# Dataset:

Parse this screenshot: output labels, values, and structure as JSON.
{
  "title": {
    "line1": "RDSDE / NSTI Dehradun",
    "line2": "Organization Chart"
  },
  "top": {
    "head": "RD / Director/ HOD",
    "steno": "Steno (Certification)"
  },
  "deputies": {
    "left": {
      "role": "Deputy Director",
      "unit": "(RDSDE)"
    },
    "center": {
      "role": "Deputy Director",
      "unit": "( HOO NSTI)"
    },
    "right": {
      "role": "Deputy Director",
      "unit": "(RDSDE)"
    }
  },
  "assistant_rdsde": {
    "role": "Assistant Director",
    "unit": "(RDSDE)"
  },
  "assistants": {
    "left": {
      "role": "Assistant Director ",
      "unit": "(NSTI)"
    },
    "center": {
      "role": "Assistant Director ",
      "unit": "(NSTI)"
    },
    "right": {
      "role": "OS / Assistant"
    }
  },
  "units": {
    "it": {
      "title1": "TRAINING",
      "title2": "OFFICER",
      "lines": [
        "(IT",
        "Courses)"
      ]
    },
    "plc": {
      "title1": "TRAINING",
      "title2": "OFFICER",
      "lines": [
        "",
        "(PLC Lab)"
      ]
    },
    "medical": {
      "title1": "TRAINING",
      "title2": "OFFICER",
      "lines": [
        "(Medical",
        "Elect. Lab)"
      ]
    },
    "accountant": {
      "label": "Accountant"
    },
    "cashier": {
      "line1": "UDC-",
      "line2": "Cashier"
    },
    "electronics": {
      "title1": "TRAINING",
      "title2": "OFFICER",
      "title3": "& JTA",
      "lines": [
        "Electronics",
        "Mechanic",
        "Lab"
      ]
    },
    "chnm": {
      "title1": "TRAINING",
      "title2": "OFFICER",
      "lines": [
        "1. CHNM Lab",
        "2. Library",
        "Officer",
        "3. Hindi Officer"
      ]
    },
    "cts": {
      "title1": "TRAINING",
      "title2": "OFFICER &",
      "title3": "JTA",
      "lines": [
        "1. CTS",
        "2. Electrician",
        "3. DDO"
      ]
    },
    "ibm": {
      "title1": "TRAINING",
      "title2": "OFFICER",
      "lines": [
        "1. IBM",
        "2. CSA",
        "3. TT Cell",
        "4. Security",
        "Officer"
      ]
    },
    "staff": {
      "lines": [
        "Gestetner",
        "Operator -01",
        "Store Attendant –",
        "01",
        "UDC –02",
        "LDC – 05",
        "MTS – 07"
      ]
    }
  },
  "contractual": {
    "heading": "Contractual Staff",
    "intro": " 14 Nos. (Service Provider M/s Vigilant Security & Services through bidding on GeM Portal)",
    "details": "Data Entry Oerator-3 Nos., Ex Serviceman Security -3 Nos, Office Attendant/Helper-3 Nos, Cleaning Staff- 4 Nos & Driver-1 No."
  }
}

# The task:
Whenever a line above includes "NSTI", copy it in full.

# Task result:
    "line1": "RDSDE / NSTI Dehradun",
      "unit": "( HOO NSTI)"
      "unit": "(NSTI)"
      "unit": "(NSTI)"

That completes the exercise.